SCRIPTURE HISTORY OF ST. PAUL EVINCED..
CHAP. I. Exposition of the argument. THE volume of Christian Scriptures contains thirteen letters purporting to be written by St. Paul; it contains also a book, which, amongst other things, professes to deliver the history, or rather meinoirs of the history, of this same person. By assuming the genuineness of the letters, we inay prove the substantial truth of the history; or, by assuming the truth of the history, we may argue strongly in support of the genuineness of the letters. But I assume neither one nor the other.

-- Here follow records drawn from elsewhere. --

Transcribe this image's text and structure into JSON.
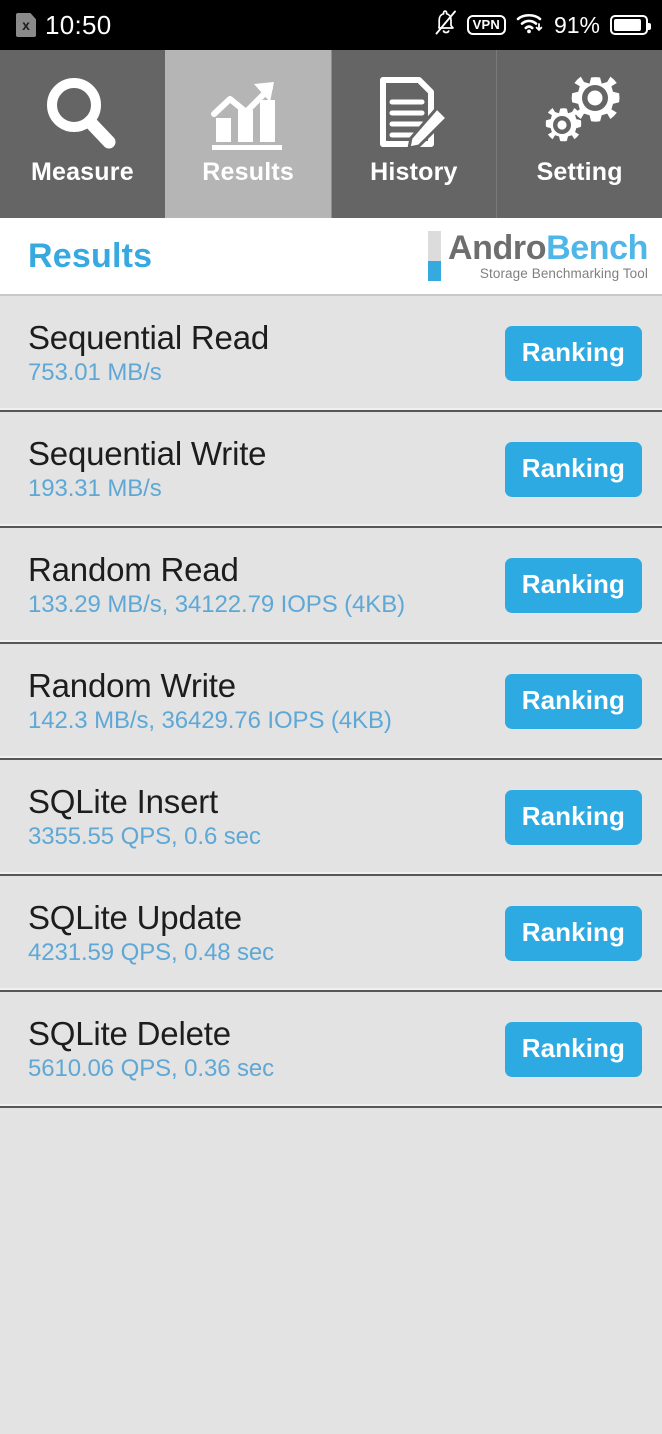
{
  "statusbar": {
    "sim_label": "x",
    "time": "10:50",
    "vpn_label": "VPN",
    "battery_percent": "91%",
    "icons": [
      "sim-card-off-icon",
      "notifications-off-icon",
      "vpn-icon",
      "wifi-icon",
      "battery-icon"
    ]
  },
  "tabs": [
    {
      "label": "Measure",
      "icon": "magnifier-icon",
      "active": false
    },
    {
      "label": "Results",
      "icon": "bar-chart-arrow-icon",
      "active": true
    },
    {
      "label": "History",
      "icon": "document-pencil-icon",
      "active": false
    },
    {
      "label": "Setting",
      "icon": "gears-icon",
      "active": false
    }
  ],
  "header": {
    "page_title": "Results",
    "logo_primary": "Andro",
    "logo_secondary": "Bench",
    "logo_tagline": "Storage Benchmarking Tool"
  },
  "colors": {
    "accent_blue": "#2daae2",
    "title_blue": "#36a9e1",
    "value_blue": "#5fa8d6",
    "tab_inactive": "#656565",
    "tab_active": "#b5b5b5",
    "list_bg": "#e3e3e3",
    "logo_gray": "#6e6e6e"
  },
  "results": {
    "ranking_label": "Ranking",
    "rows": [
      {
        "title": "Sequential Read",
        "value": "753.01 MB/s"
      },
      {
        "title": "Sequential Write",
        "value": "193.31 MB/s"
      },
      {
        "title": "Random Read",
        "value": "133.29 MB/s, 34122.79 IOPS (4KB)"
      },
      {
        "title": "Random Write",
        "value": "142.3 MB/s, 36429.76 IOPS (4KB)"
      },
      {
        "title": "SQLite Insert",
        "value": "3355.55 QPS, 0.6 sec"
      },
      {
        "title": "SQLite Update",
        "value": "4231.59 QPS, 0.48 sec"
      },
      {
        "title": "SQLite Delete",
        "value": "5610.06 QPS, 0.36 sec"
      }
    ]
  }
}
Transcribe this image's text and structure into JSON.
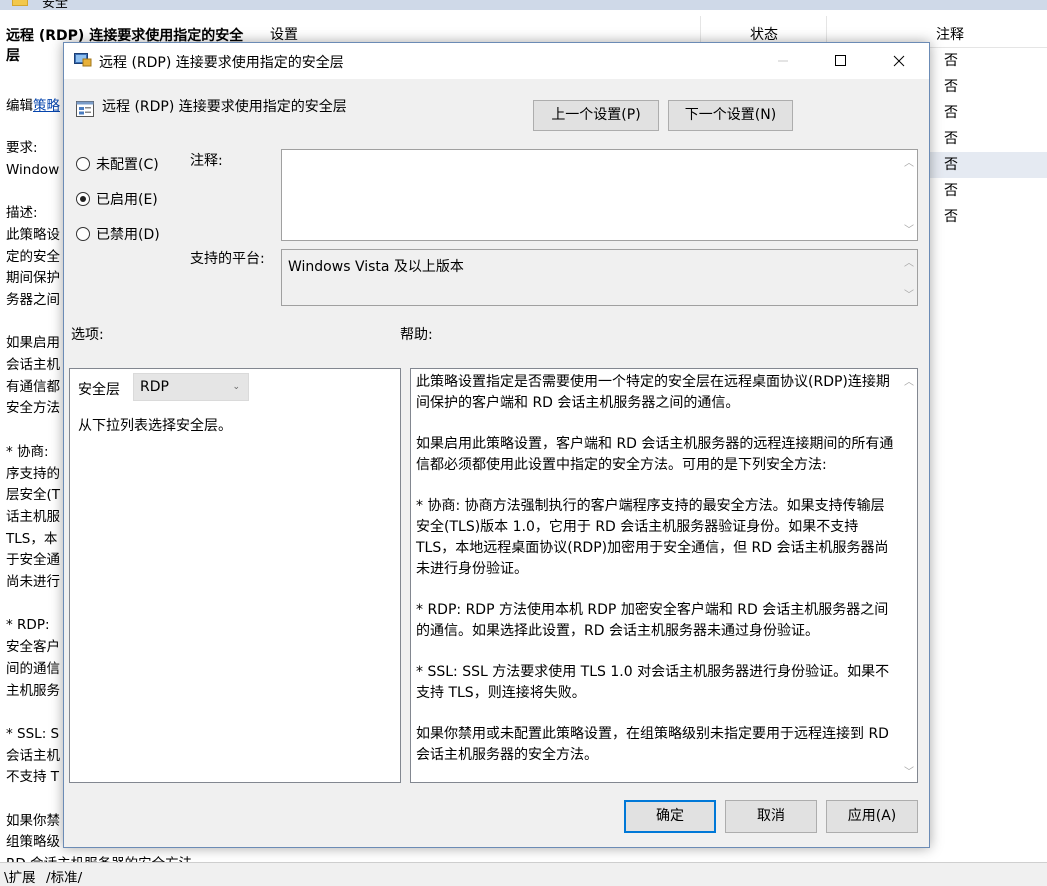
{
  "background": {
    "folder_title": "安全",
    "policy_title": "远程 (RDP) 连接要求使用指定的安全层",
    "edit_prefix": "编辑",
    "edit_link": "策略",
    "left_lines": [
      "要求:",
      "Window",
      "",
      "描述:",
      "此策略设",
      "定的安全",
      "期间保护",
      "务器之间",
      "",
      "如果启用",
      "会话主机",
      "有通信都",
      "安全方法",
      "",
      " * 协商:",
      "序支持的",
      "层安全(T",
      "话主机服",
      "TLS，本",
      "于安全通",
      "尚未进行",
      "",
      " * RDP:",
      "安全客户",
      "间的通信",
      "主机服务",
      "",
      " * SSL: S",
      "会话主机",
      "不支持 T",
      "",
      "如果你禁",
      "组策略级",
      "RD 会话主机服务器的安全方法。"
    ],
    "columns": {
      "setting": "设置",
      "state": "状态",
      "note": "注释"
    },
    "note_values": [
      "否",
      "否",
      "否",
      "否",
      "否",
      "否",
      "否"
    ],
    "tabs": [
      "扩展",
      "标准"
    ]
  },
  "dialog": {
    "title": "远程 (RDP) 连接要求使用指定的安全层",
    "heading": "远程 (RDP) 连接要求使用指定的安全层",
    "prev_button": "上一个设置(P)",
    "next_button": "下一个设置(N)",
    "radios": [
      {
        "label": "未配置(C)",
        "checked": false
      },
      {
        "label": "已启用(E)",
        "checked": true
      },
      {
        "label": "已禁用(D)",
        "checked": false
      }
    ],
    "comment_label": "注释:",
    "comment_value": "",
    "platform_label": "支持的平台:",
    "platform_value": "Windows Vista 及以上版本",
    "options_label": "选项:",
    "help_label": "帮助:",
    "security_layer_label": "安全层",
    "security_layer_value": "RDP",
    "options_desc": "从下拉列表选择安全层。",
    "help_paragraphs": [
      "此策略设置指定是否需要使用一个特定的安全层在远程桌面协议(RDP)连接期间保护的客户端和 RD 会话主机服务器之间的通信。",
      "如果启用此策略设置，客户端和 RD 会话主机服务器的远程连接期间的所有通信都必须都使用此设置中指定的安全方法。可用的是下列安全方法:",
      " * 协商: 协商方法强制执行的客户端程序支持的最安全方法。如果支持传输层安全(TLS)版本 1.0，它用于 RD 会话主机服务器验证身份。如果不支持 TLS，本地远程桌面协议(RDP)加密用于安全通信，但 RD 会话主机服务器尚未进行身份验证。",
      " * RDP: RDP 方法使用本机 RDP 加密安全客户端和 RD 会话主机服务器之间的通信。如果选择此设置，RD 会话主机服务器未通过身份验证。",
      " * SSL: SSL 方法要求使用 TLS 1.0 对会话主机服务器进行身份验证。如果不支持 TLS，则连接将失败。",
      "如果你禁用或未配置此策略设置，在组策略级别未指定要用于远程连接到 RD 会话主机服务器的安全方法。"
    ],
    "ok_button": "确定",
    "cancel_button": "取消",
    "apply_button": "应用(A)"
  }
}
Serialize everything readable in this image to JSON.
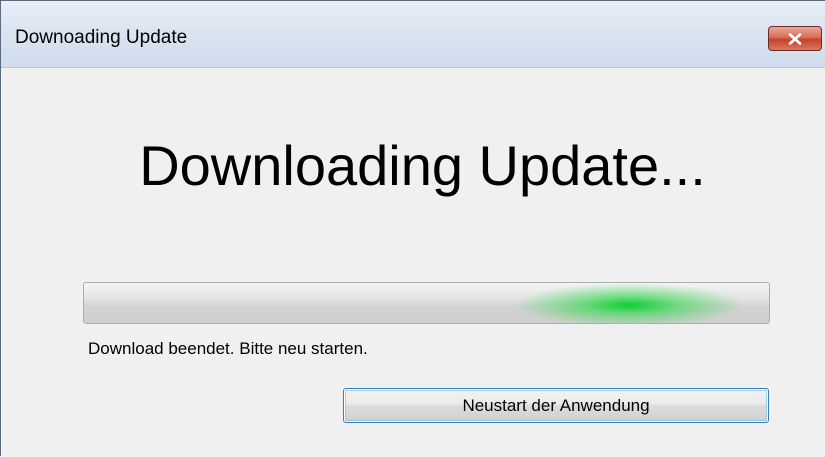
{
  "window": {
    "title": "Downoading Update",
    "close_icon": "close-icon",
    "accent_color": "#c4432b"
  },
  "main": {
    "heading": "Downloading Update...",
    "progress": {
      "style": "marquee",
      "color": "#00d228"
    },
    "status_text": "Download beendet. Bitte neu starten.",
    "restart_button_label": "Neustart der Anwendung"
  }
}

The reader is at liberty to suppose these writings to have been lately discovered in the library of the Escurial, and to come to our hands destitute of any extrinsic or collateral evi. dence whatever; and the arguinent I am about to offer is calculated to show, that a comparison of the different writings would, even under these circumstances, afford good reason to believe the persons and transactions to have been real, the letters authentic, and the narration in the main to be true.
Agreement or conformity between letters bear. ing the name of an ancient author, and a receive ed history of that author's life, does not necessarily establish the credit of either: because,